Now that NASA has revived the former Orion Crew Capsule as part of the SLS while extending the life of the International Space Station controlled from JSC, there should be plenty of work training astronauts for the new missions.
That's reassuring for the space center's workforce (currently around 14,000), which has lost some 3,800 employees and contractors in the last year and a half with the cancellation of Constellation and the end of the space shuttle program.
Huntsville Times, September 18:
Huntsville's Marshall Space Flight Center is the program office in charge of developing the new rocket. "It's going to be a pretty important piece of our portfolio," Marshall Director Robert Lightfoot said Thursday.

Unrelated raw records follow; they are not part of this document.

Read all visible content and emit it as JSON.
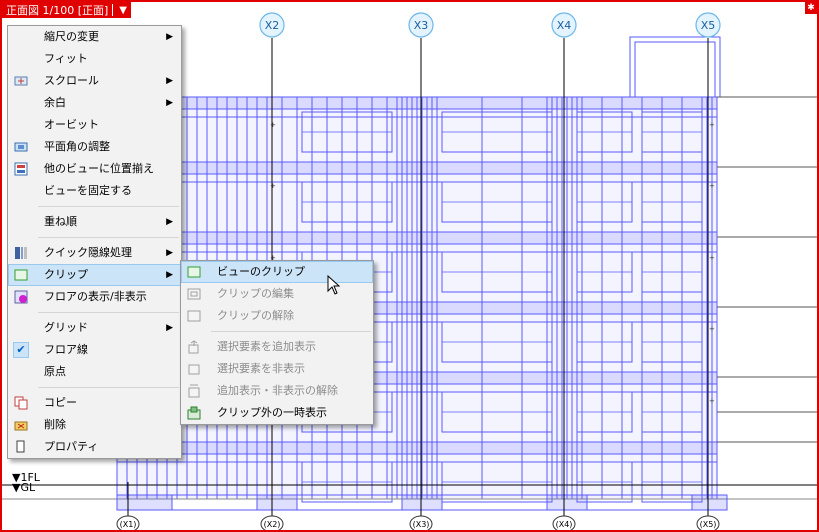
{
  "view_title": "正面図 1/100 [正面]",
  "grid_bubbles_top": [
    "X2",
    "X3",
    "X4",
    "X5"
  ],
  "grid_bubbles_bottom": [
    "X1",
    "X2",
    "X3",
    "X4",
    "X5"
  ],
  "levels": [
    "▼1FL",
    "▼GL"
  ],
  "context_menu": {
    "items": [
      {
        "label": "縮尺の変更",
        "submenu": true
      },
      {
        "label": "フィット"
      },
      {
        "label": "スクロール",
        "submenu": true,
        "icon": "scroll-icon"
      },
      {
        "label": "余白",
        "submenu": true
      },
      {
        "label": "オービット"
      },
      {
        "label": "平面角の調整",
        "icon": "plane-angle-icon"
      },
      {
        "label": "他のビューに位置揃え",
        "icon": "align-views-icon"
      },
      {
        "label": "ビューを固定する"
      },
      {
        "label": "重ね順",
        "submenu": true
      },
      {
        "label": "クイック隠線処理",
        "submenu": true,
        "icon": "hidden-line-icon"
      },
      {
        "label": "クリップ",
        "submenu": true,
        "icon": "clip-icon"
      },
      {
        "label": "フロアの表示/非表示",
        "icon": "floor-toggle-icon"
      },
      {
        "label": "グリッド",
        "submenu": true
      },
      {
        "label": "フロア線",
        "checked": true
      },
      {
        "label": "原点"
      },
      {
        "label": "コピー",
        "icon": "copy-icon"
      },
      {
        "label": "削除",
        "icon": "delete-icon"
      },
      {
        "label": "プロパティ",
        "icon": "properties-icon"
      }
    ]
  },
  "clip_submenu": {
    "items": [
      {
        "label": "ビューのクリップ",
        "highlighted": true
      },
      {
        "label": "クリップの編集",
        "disabled": true
      },
      {
        "label": "クリップの解除",
        "disabled": true
      },
      {
        "label": "選択要素を追加表示",
        "disabled": true
      },
      {
        "label": "選択要素を非表示",
        "disabled": true
      },
      {
        "label": "追加表示・非表示の解除",
        "disabled": true
      },
      {
        "label": "クリップ外の一時表示"
      }
    ]
  }
}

But the new rocket isn't all Marshall does. It supports the International Space Station and has pieces of NASA's science and technology programs. Lightfoot is also establishing the National Institute of Rocket Propulsion at Marshall to serve as a center of expertise in rocket propulsion.
Those missions add up to 2,500 civil service jobs and 3,500 contractor jobs for a total of 6,000 jobs attached to the Marshall center today, a spokesman said last week.
In the next five years alone, before the SLS even flies a test flight, it's estimated that the project will cost about $3 billion a year, or $15 billion over those five years.
Let's assume that each SLS employee is handsomely compensated with a salary and benefits of $100,000 per year.
Divide $15 billion by that number, and it works out to 30,000 employees per year over five years.
Apollo at its height employed 46,000 in 1969.
Much of the $15 billion will go to capital expense, of course.
But if the real mission of the Space Launch System is to preserve jobs, and the income that goes with it, certainly there must be a far cheaper and more efficient means of investing $3 billion a year over the next five years.
Space sector jobs are treated as if they're magical and mystical, a secret known only to a chosen few. But how many of those jobs are so unique and specialized that those employees must be well-paid to keep polishing the chrome — the "standing army" as Pournelle calls it?
When the horseless carriage was invented, should the federal government have intervened to preserve the "standing army" of stagecoach builders?
Space worker skills might have been unique and specialized in the 1960s when Apollo began, but they're not so unique now. Several companies — from established aerospace firms such as Boeing and Lockheed Martin, to startups such as SpaceX and Blue Origin — have been able to hire space engineers without much difficulty. Other nations hire them too.
The Apollo generation also had a mission. Every U.S. human space flight vehicle has had a mission. For Project Mercury, it was to determine if a human could fly in space. Project Gemini taught us spacewalks, long-duration flight, and rendezvous-and-docking. Apollo walked men on the Moon and returned rocks. The Space Shuttle built the International Space Station.
The SLS will do ... what?
President Obama has proposed a mission to an asteroid in 2025 and a Mars mission in the 2030s, but Congress hasn't followed up on that proposal.
For now, the SLS appears to be only a monument to everything that's wrong with the American political process.